The Baltimore Symphony Orchestra is and has been the very heart of the Baltimore arts scene for decades, but it is now in peril as BSO musicians passionately negotiate to preserve its artistic integrity and world-class status.
How can it be that the same BSO management that took the orchestra on an international tour to the United Kingdom just two months ago can return and claim it cannot sustain a 52-week season — proposing to cut its season to 40 weeks and musician salaries to match? Is this our same BSO that once toured Russia? Our same BSO that has entertained thousands of people at Oregon Ridge concerts during the summer? And that has touched city school children with its OrchKids program?
I was born and raised in Baltimore. I was only about 8 years old when I heard our BSO for the first time in the Meyerhoff. I vividly recall arriving in a parade of yellow school buses and being shepherded into the hall for a children's concert. What I saw and heard that day changed the trajectory of my life. I said to myself: "I have to do that — that is what I want to do." I began playing the flute in elementary school. In high school, I made it to the Meyerhoff stage for a "Side-by-Side" concert in which our BSO players hosted and performed side-by-side with student musicians from the Greater Baltimore Youth Orchestra. Ultimately, I studied at Peabody Conservatory — a school rich in history and faculty drawn from the major symphony orchestra only a few blocks away. While I was not one of the lucky ones to land a spot in the BSO, the hard work, talent and discipline it takes to win a position in a world-class orchestra is not lost on me. However, I am afraid it may be lost on our BSO's own management.

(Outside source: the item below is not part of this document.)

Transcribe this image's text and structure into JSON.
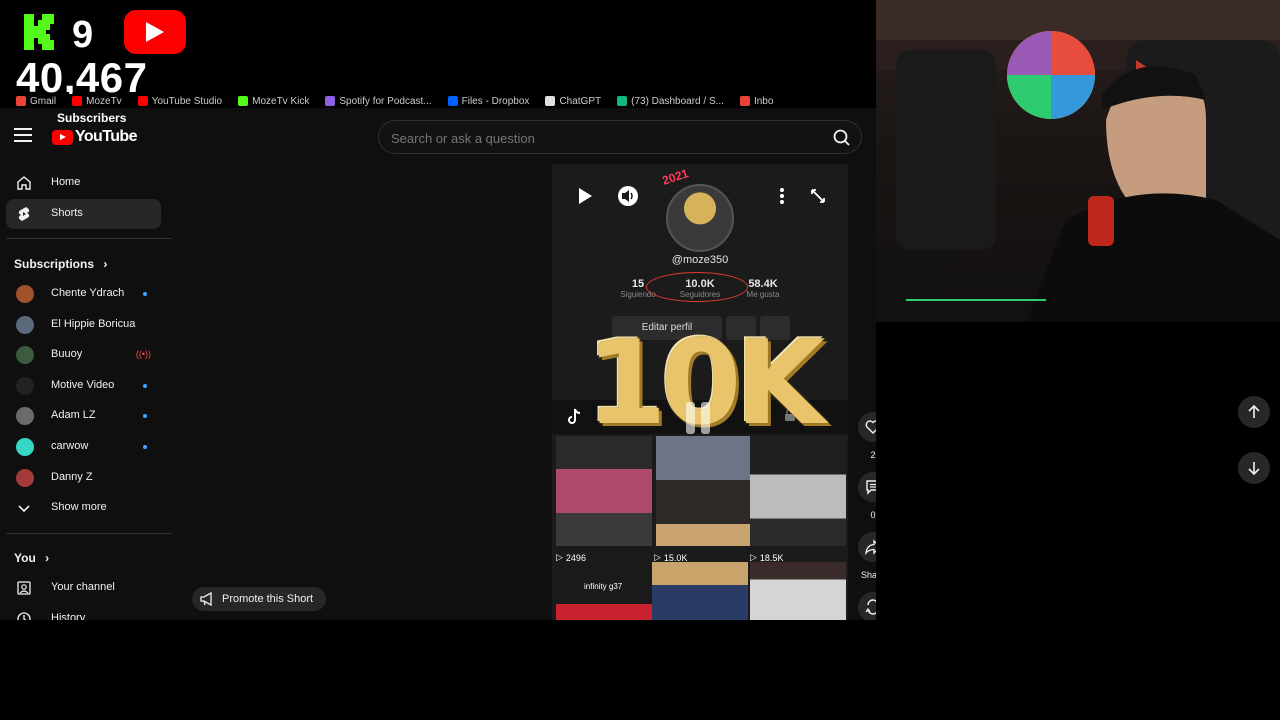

Our BSO is one of our major league teams. While many may settle for listening to recordings, there is nothing like hearing our BSO live. It's like the difference between listening to the Orioles game on the radio versus going to the stadium. There is an energy from the instruments' vibrations that cannot be duplicated in a recording. Watching the intensity of the musicians' passion and unified execution is mesmerizing. When you hear the BSO, you are hearing hundreds of thousands, if not millions, of hours of practice room and lesson time, music that originated in the minds of composers present and past, and you are hearing the artistry and craftsmanship of the maker of every instrument on the stage — some of which date back to Bach's lifetime. This is a claim none of Baltimore's other major league teams can make. Our BSO was the first major orchestra to select a woman conductor. Our BSO has won Grammys for its recordings. It has been so loved that it plays in two venues — the Meyerhoff and Strathmore.
The BSO management needs to focus on its core mission and offer the musicians a contract that upholds it, which is to continue to give Baltimore "the highest quality symphonic music" performed by a world-class symphony orchestra.
The "highest quality symphonic music" comes from musicians who are paid fairly and have benefits to compensate for the physical demands of the job. It comes from an orchestra with a full complement of musicians so that audiences may enjoy the artistic force and impact that compositions were intended to have. (Can you play a Mahler symphony with eight violinists? Well, sure. But that is not the same as hearing it with 20 to 30.) It comes from attracting and retaining the highest-caliber talent our nation produces, and that takes a financial commitment to the ones who make the music.
The BSO's mission statement also says it has "achieved a preeminent place among the world's most important orchestras." Yet, it appears the BSO management is not on par with the musicians and is ready to abandon that status and abort its mission by failing to be transparent with financial information, failing to recognize what maintaining artistic excellence requires and failing to negotiate fairly with the talent who have brought our BSO international recognition.
Would you idly stand by while the Orioles were downgraded to the minor leagues? No way, right? We cannot allow this to happen to our BSO either. It’s time to stand up for the musicians who’ve so inspired our city.
Amy McDougal is CEO of CLEAResources; her email is firstname.lastname@example.org.